The Web edition
The Web edition.
Paul, you mentioned when we were talking on the phone that you thought you had asked me to do the Internet edition. I think I headed your request off at the pass, but only because I think it will turn out to be more complex and more possibly expensive than you suppose. Hereís why.
If the thing is done properly, it will be good enough eventually to make a profit. This profit will come from selling advertising, since the CT would be the one stop shop for episcopalian priest wanted jobs anywhere in the world. To do this, it needs to be attractive and slick enough to attract casual readers as well.
This involves design, editing, and programming to transform the paper copy into a new medium.
- The design is mostly a once-for-all job. It would set up a series of templates to produce clear attractive pages, into which the print could be simply and automatically poured at the same time as it is goes to the paper printer.
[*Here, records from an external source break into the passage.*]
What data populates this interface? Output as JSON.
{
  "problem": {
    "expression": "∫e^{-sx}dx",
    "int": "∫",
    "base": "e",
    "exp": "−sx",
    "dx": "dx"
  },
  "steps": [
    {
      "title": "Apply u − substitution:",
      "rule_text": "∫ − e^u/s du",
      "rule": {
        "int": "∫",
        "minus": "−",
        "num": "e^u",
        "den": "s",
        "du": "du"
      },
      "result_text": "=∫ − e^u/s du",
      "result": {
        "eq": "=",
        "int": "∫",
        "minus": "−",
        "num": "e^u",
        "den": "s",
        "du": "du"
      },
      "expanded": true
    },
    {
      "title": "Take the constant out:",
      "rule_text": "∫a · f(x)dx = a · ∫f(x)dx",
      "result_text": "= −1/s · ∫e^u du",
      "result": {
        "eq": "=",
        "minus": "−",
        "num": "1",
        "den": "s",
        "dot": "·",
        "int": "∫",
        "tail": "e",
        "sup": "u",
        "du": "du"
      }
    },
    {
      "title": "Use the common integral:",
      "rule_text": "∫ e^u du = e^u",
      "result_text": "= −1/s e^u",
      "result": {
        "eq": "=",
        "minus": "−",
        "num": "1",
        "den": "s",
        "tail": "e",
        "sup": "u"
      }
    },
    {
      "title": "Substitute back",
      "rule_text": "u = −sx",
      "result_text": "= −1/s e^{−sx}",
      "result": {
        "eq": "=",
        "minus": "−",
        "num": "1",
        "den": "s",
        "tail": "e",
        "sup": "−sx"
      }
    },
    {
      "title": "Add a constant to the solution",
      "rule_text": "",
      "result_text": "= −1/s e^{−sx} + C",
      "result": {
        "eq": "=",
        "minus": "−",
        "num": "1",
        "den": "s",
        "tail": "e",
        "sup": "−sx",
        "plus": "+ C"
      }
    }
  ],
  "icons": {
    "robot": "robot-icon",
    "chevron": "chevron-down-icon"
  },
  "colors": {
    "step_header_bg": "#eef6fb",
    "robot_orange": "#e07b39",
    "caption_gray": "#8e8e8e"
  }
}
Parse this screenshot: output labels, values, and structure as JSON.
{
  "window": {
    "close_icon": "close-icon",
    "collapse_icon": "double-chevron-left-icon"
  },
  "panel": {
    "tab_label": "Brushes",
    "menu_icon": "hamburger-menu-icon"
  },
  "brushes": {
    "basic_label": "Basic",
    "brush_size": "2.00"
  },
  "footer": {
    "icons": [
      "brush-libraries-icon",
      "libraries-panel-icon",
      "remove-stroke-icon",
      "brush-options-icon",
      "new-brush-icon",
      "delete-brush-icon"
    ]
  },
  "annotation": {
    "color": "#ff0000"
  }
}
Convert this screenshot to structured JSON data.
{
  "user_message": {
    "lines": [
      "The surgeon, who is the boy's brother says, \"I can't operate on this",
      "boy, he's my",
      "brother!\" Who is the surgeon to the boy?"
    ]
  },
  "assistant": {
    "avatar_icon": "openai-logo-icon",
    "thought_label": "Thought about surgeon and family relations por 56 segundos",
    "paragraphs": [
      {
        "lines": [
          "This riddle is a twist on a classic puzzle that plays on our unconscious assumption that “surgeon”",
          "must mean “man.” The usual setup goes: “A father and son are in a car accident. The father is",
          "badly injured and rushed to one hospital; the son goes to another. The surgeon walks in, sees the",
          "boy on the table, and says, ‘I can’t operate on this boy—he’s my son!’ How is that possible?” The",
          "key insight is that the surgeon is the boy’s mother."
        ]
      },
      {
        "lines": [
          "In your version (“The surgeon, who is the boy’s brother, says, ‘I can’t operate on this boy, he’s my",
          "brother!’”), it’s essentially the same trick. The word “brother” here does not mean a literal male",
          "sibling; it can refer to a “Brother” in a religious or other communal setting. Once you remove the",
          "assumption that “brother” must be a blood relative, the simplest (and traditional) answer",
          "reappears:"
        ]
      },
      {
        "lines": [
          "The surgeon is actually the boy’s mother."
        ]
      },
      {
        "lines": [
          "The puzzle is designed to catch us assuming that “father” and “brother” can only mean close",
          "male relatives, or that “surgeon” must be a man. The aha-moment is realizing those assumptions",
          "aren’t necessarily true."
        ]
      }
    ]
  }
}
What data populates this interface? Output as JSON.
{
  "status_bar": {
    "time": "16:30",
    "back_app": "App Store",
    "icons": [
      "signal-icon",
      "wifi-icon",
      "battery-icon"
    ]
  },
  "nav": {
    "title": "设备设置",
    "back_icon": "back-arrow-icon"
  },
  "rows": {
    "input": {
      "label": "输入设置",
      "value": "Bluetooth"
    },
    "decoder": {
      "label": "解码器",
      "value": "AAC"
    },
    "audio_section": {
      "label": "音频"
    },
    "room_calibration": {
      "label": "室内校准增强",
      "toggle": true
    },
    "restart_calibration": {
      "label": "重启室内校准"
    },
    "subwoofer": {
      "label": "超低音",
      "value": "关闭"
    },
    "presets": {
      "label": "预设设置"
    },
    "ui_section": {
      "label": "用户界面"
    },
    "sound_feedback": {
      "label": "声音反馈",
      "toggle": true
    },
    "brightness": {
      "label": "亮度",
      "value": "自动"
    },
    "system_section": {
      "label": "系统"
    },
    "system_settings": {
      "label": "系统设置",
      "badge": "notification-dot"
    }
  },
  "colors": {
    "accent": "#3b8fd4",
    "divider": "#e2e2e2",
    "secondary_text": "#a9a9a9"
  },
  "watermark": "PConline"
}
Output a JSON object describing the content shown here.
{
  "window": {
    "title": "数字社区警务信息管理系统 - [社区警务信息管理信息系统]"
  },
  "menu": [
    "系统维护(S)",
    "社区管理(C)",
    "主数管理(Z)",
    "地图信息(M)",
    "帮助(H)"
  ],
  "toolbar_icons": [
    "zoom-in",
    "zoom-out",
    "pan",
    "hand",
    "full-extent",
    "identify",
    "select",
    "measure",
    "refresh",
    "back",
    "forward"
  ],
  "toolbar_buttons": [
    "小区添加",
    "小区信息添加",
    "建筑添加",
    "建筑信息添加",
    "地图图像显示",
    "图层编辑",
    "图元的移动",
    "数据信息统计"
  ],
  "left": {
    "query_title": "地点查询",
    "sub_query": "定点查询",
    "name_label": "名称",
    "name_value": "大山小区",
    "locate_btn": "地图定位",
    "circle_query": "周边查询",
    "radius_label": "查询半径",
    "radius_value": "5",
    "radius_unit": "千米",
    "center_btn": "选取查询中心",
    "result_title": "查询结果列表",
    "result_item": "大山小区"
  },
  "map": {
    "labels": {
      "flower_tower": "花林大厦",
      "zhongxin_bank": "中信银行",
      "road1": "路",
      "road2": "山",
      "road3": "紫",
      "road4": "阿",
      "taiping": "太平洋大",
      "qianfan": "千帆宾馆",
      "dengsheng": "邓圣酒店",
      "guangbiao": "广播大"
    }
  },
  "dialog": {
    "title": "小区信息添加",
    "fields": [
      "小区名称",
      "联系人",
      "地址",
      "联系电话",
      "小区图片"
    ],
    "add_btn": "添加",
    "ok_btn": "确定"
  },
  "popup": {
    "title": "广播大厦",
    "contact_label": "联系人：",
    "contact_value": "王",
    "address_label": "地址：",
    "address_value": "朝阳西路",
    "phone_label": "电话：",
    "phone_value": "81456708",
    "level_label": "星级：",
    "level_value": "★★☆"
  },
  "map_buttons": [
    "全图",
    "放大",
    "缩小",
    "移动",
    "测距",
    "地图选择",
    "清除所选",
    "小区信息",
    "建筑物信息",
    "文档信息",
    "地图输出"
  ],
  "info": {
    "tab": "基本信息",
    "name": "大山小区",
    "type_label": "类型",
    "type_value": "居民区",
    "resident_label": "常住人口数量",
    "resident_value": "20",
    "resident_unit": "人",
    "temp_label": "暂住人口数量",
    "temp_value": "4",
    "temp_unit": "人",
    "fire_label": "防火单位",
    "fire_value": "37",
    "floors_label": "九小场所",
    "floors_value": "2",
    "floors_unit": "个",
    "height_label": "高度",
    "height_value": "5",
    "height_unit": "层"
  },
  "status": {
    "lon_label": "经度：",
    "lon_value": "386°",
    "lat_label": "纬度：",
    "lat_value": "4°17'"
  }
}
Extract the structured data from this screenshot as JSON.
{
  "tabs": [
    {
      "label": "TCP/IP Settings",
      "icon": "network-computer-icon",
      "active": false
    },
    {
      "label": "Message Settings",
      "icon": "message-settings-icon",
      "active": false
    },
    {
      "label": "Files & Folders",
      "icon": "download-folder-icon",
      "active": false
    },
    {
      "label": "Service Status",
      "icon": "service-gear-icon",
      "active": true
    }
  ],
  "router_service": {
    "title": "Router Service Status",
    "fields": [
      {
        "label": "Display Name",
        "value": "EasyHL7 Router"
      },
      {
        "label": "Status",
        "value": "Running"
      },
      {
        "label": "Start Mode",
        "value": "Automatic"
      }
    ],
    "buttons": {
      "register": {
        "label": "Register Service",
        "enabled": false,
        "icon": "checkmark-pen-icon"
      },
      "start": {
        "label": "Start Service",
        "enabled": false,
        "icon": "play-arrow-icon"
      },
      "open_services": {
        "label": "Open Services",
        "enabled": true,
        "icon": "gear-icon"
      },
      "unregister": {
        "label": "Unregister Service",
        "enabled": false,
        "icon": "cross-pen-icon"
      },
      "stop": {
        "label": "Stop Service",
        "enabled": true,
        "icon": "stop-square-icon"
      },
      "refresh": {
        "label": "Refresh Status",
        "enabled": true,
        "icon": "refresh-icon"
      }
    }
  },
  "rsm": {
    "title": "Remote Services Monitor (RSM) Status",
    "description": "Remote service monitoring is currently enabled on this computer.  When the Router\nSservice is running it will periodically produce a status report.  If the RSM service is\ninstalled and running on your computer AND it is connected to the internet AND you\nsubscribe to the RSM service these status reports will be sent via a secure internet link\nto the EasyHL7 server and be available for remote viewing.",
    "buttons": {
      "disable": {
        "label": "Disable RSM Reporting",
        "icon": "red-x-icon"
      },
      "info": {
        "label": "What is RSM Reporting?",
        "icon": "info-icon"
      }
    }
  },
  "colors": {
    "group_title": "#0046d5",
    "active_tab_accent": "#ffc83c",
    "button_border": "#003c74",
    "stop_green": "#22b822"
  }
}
Each page would have a coherent set of buttons at the bottom for navigating around the site. However, the front / contents page should be distinctive and graphical. My idea would be to use St Gargoyles as the opening splash, with a couple of headlines underneath and a set of links to the various departments of the paper alongside. That would involve a little design
- Most pages would also require some editorial attention: the addition of hyperlinks specific to that story. The model for this would be the Electronic Telegraph, which has a very good-looking way of adding value to the stories it reprints with hyperlinked sidebars.
- The programming job would be once and for all: it would involve three tasks. First, setting up a searchable database of classified ads ó or, since the database must already exist, making searchable the one you already have. Second, setting up a search engine for the whole site, including back issues. Such things can be bought off the peg so to speak. But a web site that canít be searched is as much use as a paper with the pages glued together. Thirdly, someone should write something to automate as far as possible the process of collecting the copy that has been subbed for the print edition, and passing it over to the web desk, for the addition of hyperlinks, as in the second stage above.
I reckon that once the system is running properly, it would take one person one day a week to produce the web edition: laying it all out; adding the hyperlinks; possibly running an extended letter section. Iím not sure that you want to pay my day rate for stuff like that.
The preceding work, programming and design, would take a week, assuming competence all round. That is a very rough estimate, because I donít know anything about the technical side of the present production system. I donít know where your web space is, nor what you are allowed to do with it.
This stuff written and copyright Andrew Brown. If the page looks bad, that's my fault, unless you're using Netscape 4.x. Then it's yours. Upgrade, and do yourself a favour.